Records excerpted from a collection
+ + +

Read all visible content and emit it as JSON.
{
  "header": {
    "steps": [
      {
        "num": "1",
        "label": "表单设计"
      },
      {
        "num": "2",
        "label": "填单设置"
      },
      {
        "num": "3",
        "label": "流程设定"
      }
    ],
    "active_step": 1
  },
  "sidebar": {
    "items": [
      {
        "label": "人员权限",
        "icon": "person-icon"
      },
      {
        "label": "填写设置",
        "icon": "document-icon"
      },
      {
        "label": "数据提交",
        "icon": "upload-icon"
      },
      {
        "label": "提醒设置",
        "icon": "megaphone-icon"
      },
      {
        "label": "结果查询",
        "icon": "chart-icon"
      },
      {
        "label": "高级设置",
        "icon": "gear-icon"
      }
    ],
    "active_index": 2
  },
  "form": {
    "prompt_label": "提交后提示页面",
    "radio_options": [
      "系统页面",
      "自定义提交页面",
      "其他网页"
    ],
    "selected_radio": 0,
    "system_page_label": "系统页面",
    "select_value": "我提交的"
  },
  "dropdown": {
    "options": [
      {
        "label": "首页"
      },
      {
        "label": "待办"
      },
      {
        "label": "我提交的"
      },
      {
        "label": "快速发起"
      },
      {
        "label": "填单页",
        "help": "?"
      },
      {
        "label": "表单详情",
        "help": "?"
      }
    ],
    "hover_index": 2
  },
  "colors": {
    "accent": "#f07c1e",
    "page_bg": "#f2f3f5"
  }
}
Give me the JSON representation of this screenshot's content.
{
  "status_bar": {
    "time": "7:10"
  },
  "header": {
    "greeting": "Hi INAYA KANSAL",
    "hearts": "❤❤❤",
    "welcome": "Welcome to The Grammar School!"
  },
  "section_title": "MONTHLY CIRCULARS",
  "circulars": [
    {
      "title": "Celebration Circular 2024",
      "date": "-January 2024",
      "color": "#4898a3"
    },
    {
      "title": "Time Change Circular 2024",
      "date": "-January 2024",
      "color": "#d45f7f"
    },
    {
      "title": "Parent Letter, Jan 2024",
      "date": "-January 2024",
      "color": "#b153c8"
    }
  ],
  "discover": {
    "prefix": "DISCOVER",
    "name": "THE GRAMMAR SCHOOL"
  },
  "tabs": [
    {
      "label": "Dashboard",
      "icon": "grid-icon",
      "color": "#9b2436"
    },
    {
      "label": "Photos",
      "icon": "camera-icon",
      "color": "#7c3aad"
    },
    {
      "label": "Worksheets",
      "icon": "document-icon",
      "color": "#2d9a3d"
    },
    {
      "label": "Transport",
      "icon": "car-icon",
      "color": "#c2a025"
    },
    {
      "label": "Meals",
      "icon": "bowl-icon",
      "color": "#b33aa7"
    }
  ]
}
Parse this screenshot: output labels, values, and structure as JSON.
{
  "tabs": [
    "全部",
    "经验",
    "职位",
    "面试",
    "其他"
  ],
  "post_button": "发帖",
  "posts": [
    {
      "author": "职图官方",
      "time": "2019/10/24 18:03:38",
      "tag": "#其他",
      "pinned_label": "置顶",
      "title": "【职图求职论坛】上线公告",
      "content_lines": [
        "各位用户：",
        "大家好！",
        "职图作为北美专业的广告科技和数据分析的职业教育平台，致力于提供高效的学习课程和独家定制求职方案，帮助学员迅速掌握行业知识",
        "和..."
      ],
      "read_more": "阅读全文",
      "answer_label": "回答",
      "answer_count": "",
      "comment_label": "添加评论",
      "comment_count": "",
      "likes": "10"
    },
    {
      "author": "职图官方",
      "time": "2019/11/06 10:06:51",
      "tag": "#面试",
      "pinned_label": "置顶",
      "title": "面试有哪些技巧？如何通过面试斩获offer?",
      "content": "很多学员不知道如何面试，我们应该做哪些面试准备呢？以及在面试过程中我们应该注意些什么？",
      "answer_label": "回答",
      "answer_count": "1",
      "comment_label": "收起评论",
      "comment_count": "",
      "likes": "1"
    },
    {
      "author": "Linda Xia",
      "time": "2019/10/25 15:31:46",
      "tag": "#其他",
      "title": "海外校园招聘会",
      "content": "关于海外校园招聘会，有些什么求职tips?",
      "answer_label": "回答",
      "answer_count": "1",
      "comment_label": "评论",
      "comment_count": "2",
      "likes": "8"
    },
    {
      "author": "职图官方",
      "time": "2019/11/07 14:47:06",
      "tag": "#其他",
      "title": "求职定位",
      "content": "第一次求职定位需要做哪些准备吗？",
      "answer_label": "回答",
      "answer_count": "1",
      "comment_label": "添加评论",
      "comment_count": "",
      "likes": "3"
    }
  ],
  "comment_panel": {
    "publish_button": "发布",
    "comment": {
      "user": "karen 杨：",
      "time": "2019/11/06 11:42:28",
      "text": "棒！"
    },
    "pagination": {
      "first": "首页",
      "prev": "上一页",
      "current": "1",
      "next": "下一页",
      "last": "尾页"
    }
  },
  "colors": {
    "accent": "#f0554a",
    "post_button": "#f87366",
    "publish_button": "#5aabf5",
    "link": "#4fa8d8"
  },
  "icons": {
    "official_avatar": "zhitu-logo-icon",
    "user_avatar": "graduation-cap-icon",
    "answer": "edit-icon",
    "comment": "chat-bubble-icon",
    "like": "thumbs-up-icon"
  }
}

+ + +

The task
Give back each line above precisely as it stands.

Your solution
Read all visible content and emit it as JSON.
{
  "header": {
    "steps": [
      {
        "num": "1",
        "label": "表单设计"
      },
      {
        "num": "2",
        "label": "填单设置"
      },
      {
        "num": "3",
        "label": "流程设定"
      }
    ],
    "active_step": 1
  },
  "sidebar": {
    "items": [
      {
        "label": "人员权限",
        "icon": "person-icon"
      },
      {
        "label": "填写设置",
        "icon": "document-icon"
      },
      {
        "label": "数据提交",
        "icon": "upload-icon"
      },
      {
        "label": "提醒设置",
        "icon": "megaphone-icon"
      },
      {
        "label": "结果查询",
        "icon": "chart-icon"
      },
      {
        "label": "高级设置",
        "icon": "gear-icon"
      }
    ],
    "active_index": 2
  },
  "form": {
    "prompt_label": "提交后提示页面",
    "radio_options": [
      "系统页面",
      "自定义提交页面",
      "其他网页"
    ],
    "selected_radio": 0,
    "system_page_label": "系统页面",
    "select_value": "我提交的"
  },
  "dropdown": {
    "options": [
      {
        "label": "首页"
      },
      {
        "label": "待办"
      },
      {
        "label": "我提交的"
      },
      {
        "label": "快速发起"
      },
      {
        "label": "填单页",
        "help": "?"
      },
      {
        "label": "表单详情",
        "help": "?"
      }
    ],
    "hover_index": 2
  },
  "colors": {
    "accent": "#f07c1e",
    "page_bg": "#f2f3f5"
  }
}
Give me the JSON representation of this screenshot's content.
{
  "status_bar": {
    "time": "7:10"
  },
  "header": {
    "greeting": "Hi INAYA KANSAL",
    "hearts": "❤❤❤",
    "welcome": "Welcome to The Grammar School!"
  },
  "section_title": "MONTHLY CIRCULARS",
  "circulars": [
    {
      "title": "Celebration Circular 2024",
      "date": "-January 2024",
      "color": "#4898a3"
    },
    {
      "title": "Time Change Circular 2024",
      "date": "-January 2024",
      "color": "#d45f7f"
    },
    {
      "title": "Parent Letter, Jan 2024",
      "date": "-January 2024",
      "color": "#b153c8"
    }
  ],
  "discover": {
    "prefix": "DISCOVER",
    "name": "THE GRAMMAR SCHOOL"
  },
  "tabs": [
    {
      "label": "Dashboard",
      "icon": "grid-icon",
      "color": "#9b2436"
    },
    {
      "label": "Photos",
      "icon": "camera-icon",
      "color": "#7c3aad"
    },
    {
      "label": "Worksheets",
      "icon": "document-icon",
      "color": "#2d9a3d"
    },
    {
      "label": "Transport",
      "icon": "car-icon",
      "color": "#c2a025"
    },
    {
      "label": "Meals",
      "icon": "bowl-icon",
      "color": "#b33aa7"
    }
  ]
}
Parse this screenshot: output labels, values, and structure as JSON.
{
  "tabs": [
    "全部",
    "经验",
    "职位",
    "面试",
    "其他"
  ],
  "post_button": "发帖",
  "posts": [
    {
      "author": "职图官方",
      "time": "2019/10/24 18:03:38",
      "tag": "#其他",
      "pinned_label": "置顶",
      "title": "【职图求职论坛】上线公告",
      "content_lines": [
        "各位用户：",
        "大家好！",
        "职图作为北美专业的广告科技和数据分析的职业教育平台，致力于提供高效的学习课程和独家定制求职方案，帮助学员迅速掌握行业知识",
        "和..."
      ],
      "read_more": "阅读全文",
      "answer_label": "回答",
      "answer_count": "",
      "comment_label": "添加评论",
      "comment_count": "",
      "likes": "10"
    },
    {
      "author": "职图官方",
      "time": "2019/11/06 10:06:51",
      "tag": "#面试",
      "pinned_label": "置顶",
      "title": "面试有哪些技巧？如何通过面试斩获offer?",
      "content": "很多学员不知道如何面试，我们应该做哪些面试准备呢？以及在面试过程中我们应该注意些什么？",
      "answer_label": "回答",
      "answer_count": "1",
      "comment_label": "收起评论",
      "comment_count": "",
      "likes": "1"
    },
    {
      "author": "Linda Xia",
      "time": "2019/10/25 15:31:46",
      "tag": "#其他",
      "title": "海外校园招聘会",
      "content": "关于海外校园招聘会，有些什么求职tips?",
      "answer_label": "回答",
      "answer_count": "1",
      "comment_label": "评论",
      "comment_count": "2",
      "likes": "8"
    },
    {
      "author": "职图官方",
      "time": "2019/11/07 14:47:06",
      "tag": "#其他",
      "title": "求职定位",
      "content": "第一次求职定位需要做哪些准备吗？",
      "answer_label": "回答",
      "answer_count": "1",
      "comment_label": "添加评论",
      "comment_count": "",
      "likes": "3"
    }
  ],
  "comment_panel": {
    "publish_button": "发布",
    "comment": {
      "user": "karen 杨：",
      "time": "2019/11/06 11:42:28",
      "text": "棒！"
    },
    "pagination": {
      "first": "首页",
      "prev": "上一页",
      "current": "1",
      "next": "下一页",
      "last": "尾页"
    }
  },
  "colors": {
    "accent": "#f0554a",
    "post_button": "#f87366",
    "publish_button": "#5aabf5",
    "link": "#4fa8d8"
  },
  "icons": {
    "official_avatar": "zhitu-logo-icon",
    "user_avatar": "graduation-cap-icon",
    "answer": "edit-icon",
    "comment": "chat-bubble-icon",
    "like": "thumbs-up-icon"
  }
}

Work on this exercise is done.